Diamondback moth populations can quickly develop insecticide resistance. If resistant populations develop, the number of chemical options to control them is reduced, leaving limited or expensive control options.

Resistance development

Some individual insects within a population can be naturally resistant to a particular, or multiple, insecticides. If the same insecticide is used regularly, those resistant individuals survive and go on to breed, possibly passing on the same resistance trait to their offspring. Continued use of that insecticide without adequate rotation can lead to a resistant population over time.

Resistant populations of diamondback moth already exist. Strains with moderate to high resistance to the synthetic pyrethroid permethrin have been found in Queensland, Victoria, New South Wales, Tasmania and Western Australia.

Some Australian populations have resistance to the group 6 insecticide, emamectin, and group 28 insecticides, chlorantraniliprole and flubendiamide.

In Thailand and the Philippines resistance has also developed to flubendiamide and chlorantraniliprole. In a Horticulture Innovation Australia (HIA) project (VG08062) that identified resistant populations, the authors predicted “declining efficacy with a number of important synthetic insecticides” in the near future. For more information search the HIA website. Registered users can search the AUSVEG website.

Managing resistance

A number of practices can help manage the risk of diamondback moth developing insecticide resistance.

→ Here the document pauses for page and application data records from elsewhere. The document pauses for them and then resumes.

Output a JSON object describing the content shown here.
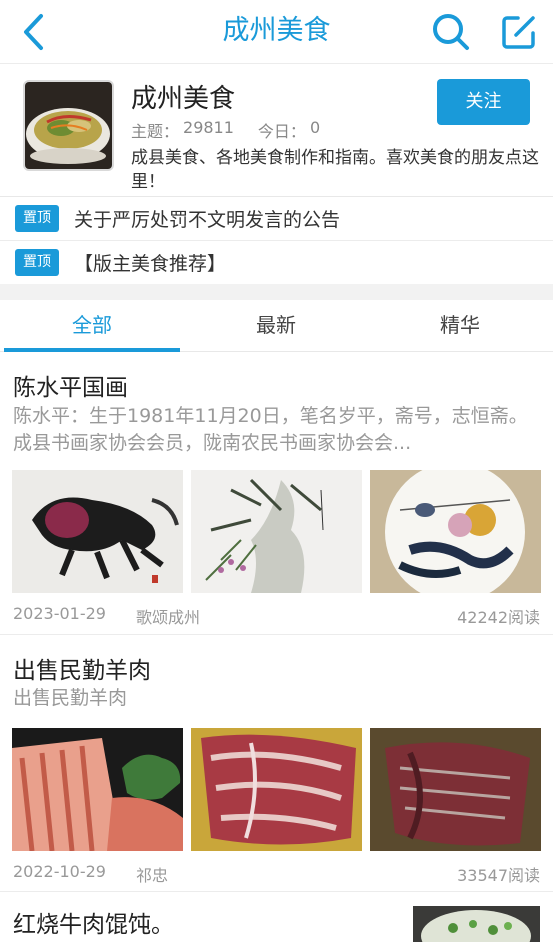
{
  "header": {
    "title": "成州美食",
    "icons": {
      "back": "chevron-left-icon",
      "search": "search-icon",
      "edit": "edit-icon"
    }
  },
  "forum": {
    "name": "成州美食",
    "topics_label": "主题：",
    "topics_value": "29811",
    "today_label": "今日：",
    "today_value": "0",
    "description": "成县美食、各地美食制作和指南。喜欢美食的朋友点这里！",
    "follow_label": "关注"
  },
  "pinned": [
    {
      "badge": "置顶",
      "text": "关于严厉处罚不文明发言的公告"
    },
    {
      "badge": "置顶",
      "text": "【版主美食推荐】"
    }
  ],
  "tabs": [
    {
      "label": "全部",
      "active": true
    },
    {
      "label": "最新",
      "active": false
    },
    {
      "label": "精华",
      "active": false
    }
  ],
  "posts": [
    {
      "title": "陈水平国画",
      "summary": "陈水平：生于1981年11月20日，笔名岁平，斋号，志恒斋。成县书画家协会会员，陇南农民书画家协会会...",
      "date": "2023-01-29",
      "author": "歌颂成州",
      "reads": "42242阅读"
    },
    {
      "title": "出售民勤羊肉",
      "summary": "出售民勤羊肉",
      "date": "2022-10-29",
      "author": "祁忠",
      "reads": "33547阅读"
    },
    {
      "title": "红烧牛肉馄饨。"
    }
  ],
  "colors": {
    "accent": "#1a9ad9",
    "muted": "#999999",
    "band": "#f2f2f2"
  }
}
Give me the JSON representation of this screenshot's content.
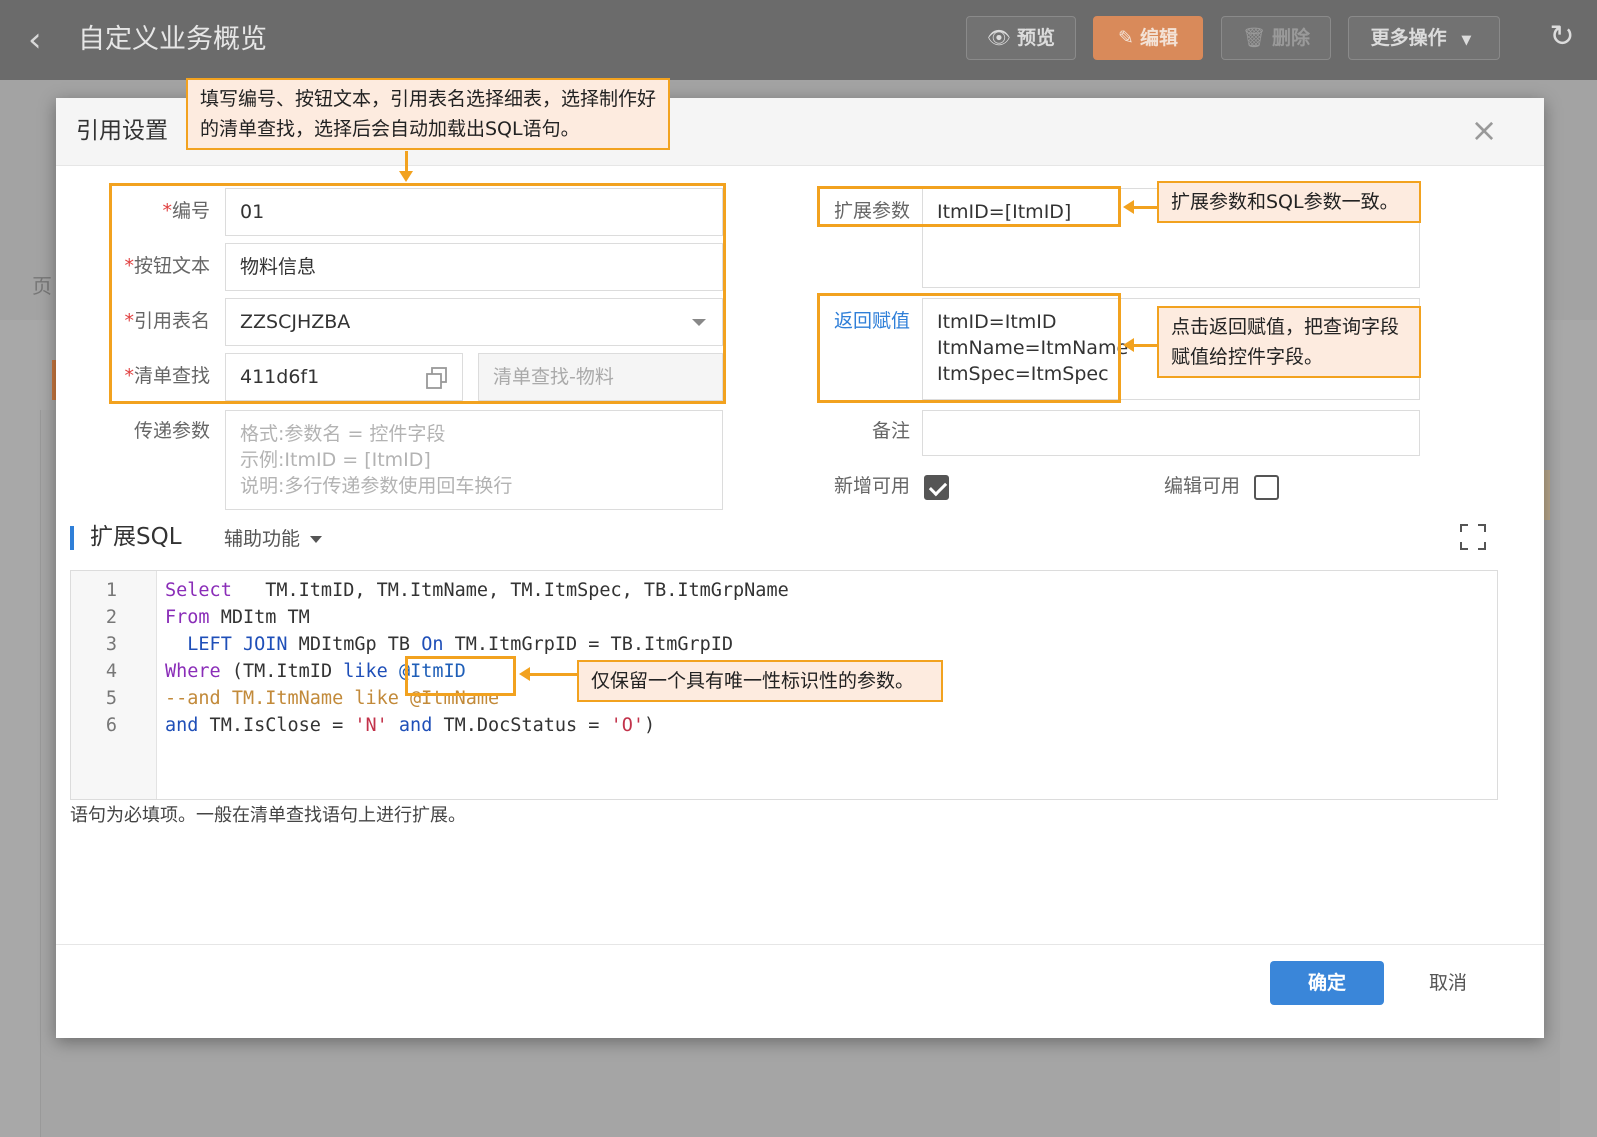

  • Always read and follow product labels, including recommended rates and limits on the number of applications.
  • Monitor crops regularly and only apply insecticide when the threshold for crop damage is reached and only to areas that need it.
  • Rotate insecticides with different modes of action. Do this by using insecticides from different chemical groups. Using chemicals from only one chemical group can lead to rapid development of resistance.
  • Encourage beneficial insects through the use soft option sprays such as Bacillus thuringiensis (Bt) that target only the pests not the beneficials.
  • Do not use tank mixes of insecticides.
  • Practise good crop hygiene. Plant clean seedlings and incorporate crop residue.
  • Time applications to the most susceptible life stage of the target pest. For diamondback moth this is the small larvae.
  • Ensure the spray rig is properly calibrated and achieving good coverage.

This information focuses on the diamondback moth specific two-window strategy for vegetable brassicas. The two-window strategy helps plan an appropriate insecticide rotation when devising a control program. It is not compulsory to follow this, however you should plan ahead and understand insecticide resistance management.

Contact information

Stewart Learmonth
+61 (0)8 9777 0167
Rachel Lancaster
+61 (0)8 9780 6210

Diamondback moth insecticide resistance management in vegetable brassicas

Authors

Stewart Learmonth
Rachel Lancaster